Less than two weeks ago the United Nations Committee against Torture issued a report strongly criticizing the U.S. record on a number of issues, among them the extensive use of solitary confinement. While the U.S. uses long-term solitary more than any other country in the world, California uses it more than any other state. This practice is designed to break the human spirit and is condemned as a form of torture under international law.
In late September, the Bay View reported on draconian new regulations that the CDCr was then poised to implement, under the guise of an emergency. These regulations authorize the use of dogs and electronic drug detectors to indiscriminately search all persons entering institutional grounds for contraband. Both dogs and electronic detectors are notoriously unreliable, as both Mohamed Shehk and Peter Shey explained in the Bay View.
This letter, Re: Comments on CDCR’s Proposed Regulations: Obscene Material, from attorney Leila Knox of Bryan Cave LLP, one of the world’s largest law firms, was emailed and mailed on Nov. 7, 2014, to Regulation and Policy Management Chief Timothy M. Lockwood, California Department of Corrections and Rehabilitation, P.O. Box 942883, Sacramento, Calif. 94283-0001. The comment period is now closed.

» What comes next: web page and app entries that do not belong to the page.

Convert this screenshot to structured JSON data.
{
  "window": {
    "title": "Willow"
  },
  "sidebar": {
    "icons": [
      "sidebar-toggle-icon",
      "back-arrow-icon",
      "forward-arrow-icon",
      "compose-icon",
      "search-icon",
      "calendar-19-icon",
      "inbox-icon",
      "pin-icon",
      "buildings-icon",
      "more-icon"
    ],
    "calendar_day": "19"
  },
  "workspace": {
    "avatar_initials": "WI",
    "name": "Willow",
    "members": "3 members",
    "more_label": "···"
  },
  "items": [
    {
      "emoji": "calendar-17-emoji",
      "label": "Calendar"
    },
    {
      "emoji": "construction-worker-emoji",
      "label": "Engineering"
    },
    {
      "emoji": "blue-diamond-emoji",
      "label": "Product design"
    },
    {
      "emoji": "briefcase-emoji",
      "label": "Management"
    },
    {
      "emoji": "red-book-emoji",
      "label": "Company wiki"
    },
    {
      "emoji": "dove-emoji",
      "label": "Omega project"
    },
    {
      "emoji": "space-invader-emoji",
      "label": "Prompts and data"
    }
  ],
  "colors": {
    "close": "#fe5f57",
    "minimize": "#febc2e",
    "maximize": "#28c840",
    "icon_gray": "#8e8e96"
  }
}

Under the guise of “obscenity” regulations, the CDCR has proposed sweeping new political censorship rules for mail going both into and out of the prisons. If the proposed regulations are approved, CDCR will be able to permanently ban any publications it considers contraband, including political publications and correspondence that should be protected by First Amendment constitutional rights. We called for your help in June, and we’re calling for it again. The public comment period is open now; it closes Nov. 10, 2014, at 5 p.m. Public hearing date is Nov. 10, 2014.